Los Angeles, California – Underlying U.S. growth is strong, said John C. Williams, president and CEO of the Federal Reserve Bank of San Francisco. Despite recent global volatility, the policymaker said he is confident that America remains in good shape.
“(I)f we look at the domestic market in isolation, it shows strong growth. We’re just contending with outside forces,” he said at a Town Hall Los Angeles meeting. “Sectors that are directly affected by the strong dollar, weak foreign demand, and falling energy and commodity prices have underperformed recently. But the hardest-hit sectors…account for a relatively small share of employment and GDP. By contrast, the large domestic services sector—including restaurants, health care, and business services—is doing quite well, and makes up the huge majority of American jobs. In last year’s impressive jobs growth, 93 percent were in services, including government.”
Williams said he expected the effects of the drop in oil and strengthened dollar to peter out.

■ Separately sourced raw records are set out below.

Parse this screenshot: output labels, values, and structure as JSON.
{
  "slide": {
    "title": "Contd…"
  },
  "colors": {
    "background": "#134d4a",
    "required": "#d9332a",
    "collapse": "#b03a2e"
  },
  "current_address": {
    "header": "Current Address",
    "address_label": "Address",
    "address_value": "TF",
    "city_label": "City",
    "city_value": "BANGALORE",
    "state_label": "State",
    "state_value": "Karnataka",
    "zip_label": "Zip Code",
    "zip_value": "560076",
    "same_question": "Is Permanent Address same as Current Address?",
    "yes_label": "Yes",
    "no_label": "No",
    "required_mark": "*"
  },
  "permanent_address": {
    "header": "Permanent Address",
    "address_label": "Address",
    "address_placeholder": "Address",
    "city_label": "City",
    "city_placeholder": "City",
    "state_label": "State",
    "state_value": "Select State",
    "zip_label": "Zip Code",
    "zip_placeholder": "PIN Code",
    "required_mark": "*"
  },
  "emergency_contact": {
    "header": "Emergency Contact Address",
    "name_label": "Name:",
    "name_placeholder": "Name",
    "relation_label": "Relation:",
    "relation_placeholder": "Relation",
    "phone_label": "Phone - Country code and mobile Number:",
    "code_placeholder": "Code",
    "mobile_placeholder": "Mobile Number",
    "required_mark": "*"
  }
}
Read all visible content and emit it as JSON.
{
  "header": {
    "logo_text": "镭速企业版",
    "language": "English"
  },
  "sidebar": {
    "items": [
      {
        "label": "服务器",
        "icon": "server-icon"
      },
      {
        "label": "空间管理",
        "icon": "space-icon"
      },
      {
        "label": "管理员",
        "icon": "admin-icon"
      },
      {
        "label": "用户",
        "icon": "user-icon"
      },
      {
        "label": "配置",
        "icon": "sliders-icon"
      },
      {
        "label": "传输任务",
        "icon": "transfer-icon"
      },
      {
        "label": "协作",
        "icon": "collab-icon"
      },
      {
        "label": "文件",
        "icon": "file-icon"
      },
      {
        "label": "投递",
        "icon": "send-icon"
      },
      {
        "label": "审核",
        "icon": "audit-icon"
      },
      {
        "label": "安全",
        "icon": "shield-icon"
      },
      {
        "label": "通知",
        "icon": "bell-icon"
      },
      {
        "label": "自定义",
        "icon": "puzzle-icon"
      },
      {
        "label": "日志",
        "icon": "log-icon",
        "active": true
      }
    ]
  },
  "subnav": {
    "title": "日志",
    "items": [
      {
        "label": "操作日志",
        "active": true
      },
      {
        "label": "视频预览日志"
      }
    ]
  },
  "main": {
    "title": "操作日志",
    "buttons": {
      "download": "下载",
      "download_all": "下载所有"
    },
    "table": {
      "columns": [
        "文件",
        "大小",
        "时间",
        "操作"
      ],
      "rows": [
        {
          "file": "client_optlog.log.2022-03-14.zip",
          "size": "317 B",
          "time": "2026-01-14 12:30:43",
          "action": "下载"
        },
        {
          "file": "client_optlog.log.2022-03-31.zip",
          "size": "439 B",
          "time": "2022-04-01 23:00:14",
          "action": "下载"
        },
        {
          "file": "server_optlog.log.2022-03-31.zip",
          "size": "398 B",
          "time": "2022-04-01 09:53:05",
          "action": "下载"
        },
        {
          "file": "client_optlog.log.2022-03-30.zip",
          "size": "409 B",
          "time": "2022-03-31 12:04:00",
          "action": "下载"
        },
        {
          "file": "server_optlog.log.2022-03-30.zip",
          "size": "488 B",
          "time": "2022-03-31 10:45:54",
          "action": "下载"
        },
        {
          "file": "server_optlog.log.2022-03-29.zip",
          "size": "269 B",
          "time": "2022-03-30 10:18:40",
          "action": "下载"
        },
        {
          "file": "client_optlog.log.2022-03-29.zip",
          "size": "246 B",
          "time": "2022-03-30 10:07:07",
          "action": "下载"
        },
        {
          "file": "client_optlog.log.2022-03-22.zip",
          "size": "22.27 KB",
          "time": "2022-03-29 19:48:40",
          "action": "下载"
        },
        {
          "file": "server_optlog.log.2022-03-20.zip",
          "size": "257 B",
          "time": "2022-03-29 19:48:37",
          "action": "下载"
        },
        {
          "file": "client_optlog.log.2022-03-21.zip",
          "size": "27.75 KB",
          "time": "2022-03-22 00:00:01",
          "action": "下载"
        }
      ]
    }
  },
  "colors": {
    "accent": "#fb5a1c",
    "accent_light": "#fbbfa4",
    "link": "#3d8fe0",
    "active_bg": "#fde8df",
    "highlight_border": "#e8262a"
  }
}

Williams also warned against overreliance on the stock market to gauge U.S. health. “Short-term fluctuations or even daily dives aren’t accurate reflections of the state of the vast, intricate, multilayered U.S. economy’” he said. “Remember, the expansion of the 1980s wasn’t derailed by the crash of ’87, and we sailed through the Asian financial crisis a decade later.” Williams does watch the markets, he said, but from the perspective of how it affects the Fed’s dual mandate. “What’s important is how it impacts jobs and inflation in the U.S.”
One area of concern was inflation, which remains below the Fed’s 2 percent target. However, Williams said he expected inflation to move back up “over the next two years.”
Employment, he said, was very positive. “All in all, we have reached or are close to maximum employment across a broad range of markers.” Williams predicted that the unemployment rate would continue to come down a bit further, “reaching the mid-4s later this year.”
The Federal Reserve Bank of San Francisco (SF Fed) serves the public by promoting a healthy, sustainable economy, and supporting the nation’s financial and payment systems. With offices in Los Angeles, Seattle, Salt Lake City, Portland and Phoenix, the Bank serves the Twelfth Federal Reserve District, which includes one-fifth of the nation’s population and represents the world’s fourth-largest economy. As part of the nation’s central bank, the SF Fed informs monetary policy, regulates banks, administers certain consumer protection laws and acts as a financial partner to the U.S. government.